▸ EXERCISE BRIEF: The records that follow are to be reproduced exactly. Any pictures in them are left out.

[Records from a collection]

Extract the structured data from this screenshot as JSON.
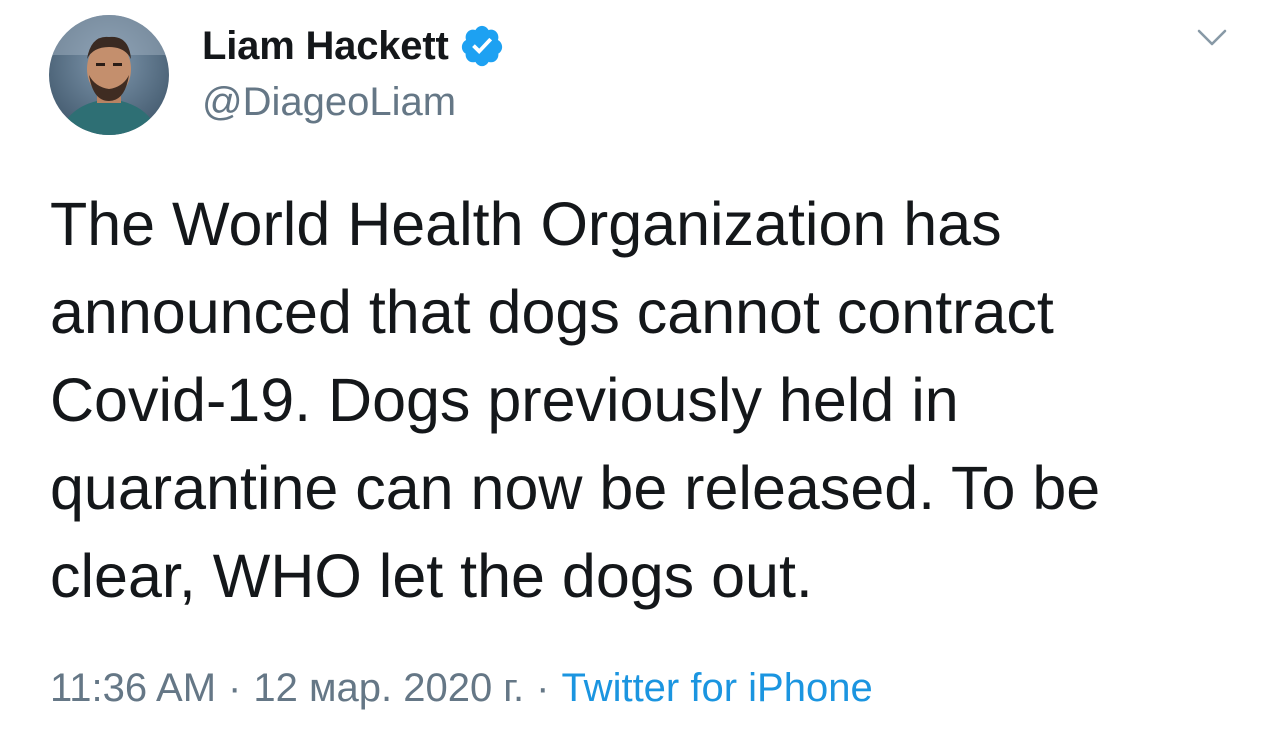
{
  "author": {
    "name": "Liam Hackett",
    "handle": "@DiageoLiam",
    "verified": true,
    "avatar_icon": "profile-photo"
  },
  "menu_icon": "chevron-down-icon",
  "tweet": {
    "lines": [
      "The World Health Organization has",
      "announced that dogs cannot contract",
      "Covid-19. Dogs previously held in",
      "quarantine can now be released. To be",
      "clear, WHO let the dogs out."
    ]
  },
  "meta": {
    "time": "11:36 AM",
    "separator": "·",
    "date": "12 мар. 2020 г.",
    "source": "Twitter for iPhone"
  },
  "colors": {
    "text": "#14171a",
    "secondary": "#657786",
    "accent": "#1b95e0",
    "verified": "#1da1f2"
  }
}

▸ ANSWER SPACE:
Extract the structured data from this screenshot as JSON.
{
  "author": {
    "name": "Liam Hackett",
    "handle": "@DiageoLiam",
    "verified": true,
    "avatar_icon": "profile-photo"
  },
  "menu_icon": "chevron-down-icon",
  "tweet": {
    "lines": [
      "The World Health Organization has",
      "announced that dogs cannot contract",
      "Covid-19. Dogs previously held in",
      "quarantine can now be released. To be",
      "clear, WHO let the dogs out."
    ]
  },
  "meta": {
    "time": "11:36 AM",
    "separator": "·",
    "date": "12 мар. 2020 г.",
    "source": "Twitter for iPhone"
  },
  "colors": {
    "text": "#14171a",
    "secondary": "#657786",
    "accent": "#1b95e0",
    "verified": "#1da1f2"
  }
}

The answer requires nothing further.